Made by Pakamac, the dome was designed by Arthur Quarmby, an architect very enthusiastic about the possibilities offered by the combination of plastic and pneumatics. Building with these materials and technologies had the potential to free designers from some of the constraints that previously determined the formal and aesthetic properties of a building., and made possible some of the most playful ovoid / spherical designs that have emerged over the years 1960. Showing that the phrase explode had more than one meaning at the time, Quarmby had developed in 1964 a prototype of an inflatable chair – a type of furniture that, like paper dresses and cardboard seats, spoke of modernity and disposable of a certain type of fashion of the years 60.
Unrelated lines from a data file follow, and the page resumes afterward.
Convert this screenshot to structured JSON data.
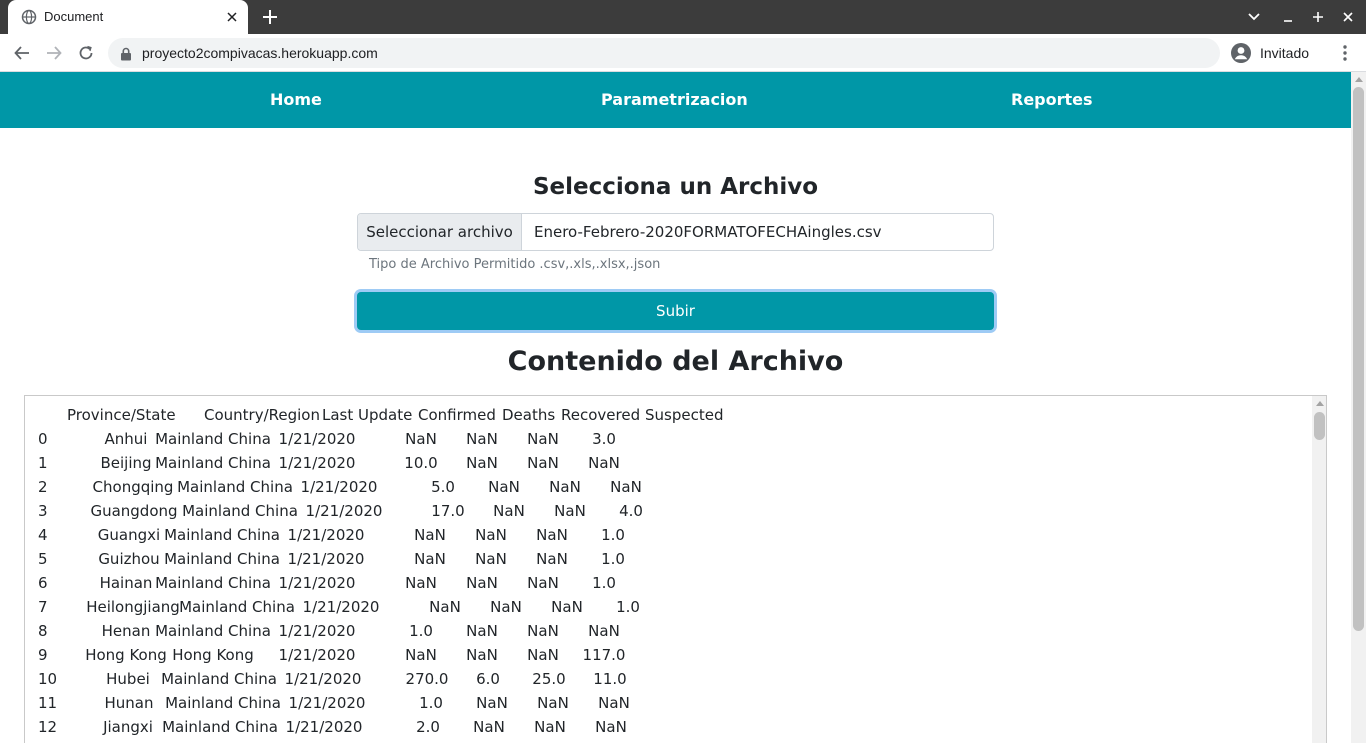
{
  "browser": {
    "tab_title": "Document",
    "url": "proyecto2compivacas.herokuapp.com",
    "profile_label": "Invitado"
  },
  "nav": {
    "home": "Home",
    "parametrizacion": "Parametrizacion",
    "reportes": "Reportes"
  },
  "upload": {
    "heading": "Selecciona un Archivo",
    "choose_button": "Seleccionar archivo",
    "file_name": "Enero-Febrero-2020FORMATOFECHAingles.csv",
    "help": "Tipo de Archivo Permitido .csv,.xls,.xlsx,.json",
    "submit": "Subir"
  },
  "content": {
    "heading": "Contenido del Archivo",
    "columns": [
      "Province/State",
      "Country/Region",
      "Last Update",
      "Confirmed",
      "Deaths",
      "Recovered",
      "Suspected"
    ],
    "rows": [
      [
        "0",
        "Anhui",
        "Mainland China",
        "1/21/2020",
        "NaN",
        "NaN",
        "NaN",
        "3.0"
      ],
      [
        "1",
        "Beijing",
        "Mainland China",
        "1/21/2020",
        "10.0",
        "NaN",
        "NaN",
        "NaN"
      ],
      [
        "2",
        "Chongqing",
        "Mainland China",
        "1/21/2020",
        "5.0",
        "NaN",
        "NaN",
        "NaN"
      ],
      [
        "3",
        "Guangdong",
        "Mainland China",
        "1/21/2020",
        "17.0",
        "NaN",
        "NaN",
        "4.0"
      ],
      [
        "4",
        "Guangxi",
        "Mainland China",
        "1/21/2020",
        "NaN",
        "NaN",
        "NaN",
        "1.0"
      ],
      [
        "5",
        "Guizhou",
        "Mainland China",
        "1/21/2020",
        "NaN",
        "NaN",
        "NaN",
        "1.0"
      ],
      [
        "6",
        "Hainan",
        "Mainland China",
        "1/21/2020",
        "NaN",
        "NaN",
        "NaN",
        "1.0"
      ],
      [
        "7",
        "Heilongjiang",
        "Mainland China",
        "1/21/2020",
        "NaN",
        "NaN",
        "NaN",
        "1.0"
      ],
      [
        "8",
        "Henan",
        "Mainland China",
        "1/21/2020",
        "1.0",
        "NaN",
        "NaN",
        "NaN"
      ],
      [
        "9",
        "Hong Kong",
        "Hong Kong",
        "1/21/2020",
        "NaN",
        "NaN",
        "NaN",
        "117.0"
      ],
      [
        "10",
        "Hubei",
        "Mainland China",
        "1/21/2020",
        "270.0",
        "6.0",
        "25.0",
        "11.0"
      ],
      [
        "11",
        "Hunan",
        "Mainland China",
        "1/21/2020",
        "1.0",
        "NaN",
        "NaN",
        "NaN"
      ],
      [
        "12",
        "Jiangxi",
        "Mainland China",
        "1/21/2020",
        "2.0",
        "NaN",
        "NaN",
        "NaN"
      ]
    ]
  }
}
Several years later, Quarmby recalled that the dome desired by director Robert Freeman was an inherently problematic shape : “A three-quarter-sphere is quite a suspicious shape from a pneumatic point of view - the conditions of pressure and uplift vary around it and a difficult concentration of stress develops on top of it.’ In short, the dome looked beautiful, but was prone to wind damage. It was a problem that would haunt the production, especially since the filming of the film did not start until September. 1967 – just in time for windier fall weather. Indeed, concerns about weather conditions and the rising cost of using the dome have persuaded producers to change filming locations from a location in the Lake District to Surrey, calmer meteorologically.
Following various "misadventures", Film Designs has taken delivery of four different domes, each costing 2 400 £. Daily progress reports compiled by production manager John Oldknow provide insight into issues encountered :
On Monday 6 November : « [Third] Dôme arrived on site at 8:30 am »
Thusday 9 November 1967 : "Dome successfully inflated.
Saturday 11 November 1967 : ‘The dome was totally destroyed at 12:15 a.m.’
The production team finally took a fatalistic stance towards this capricious plastic god : "It is obviously impossible to predict what will happen with these domes, even if based on past experience, it seems unlikely that we will finish filming without further disasters ”.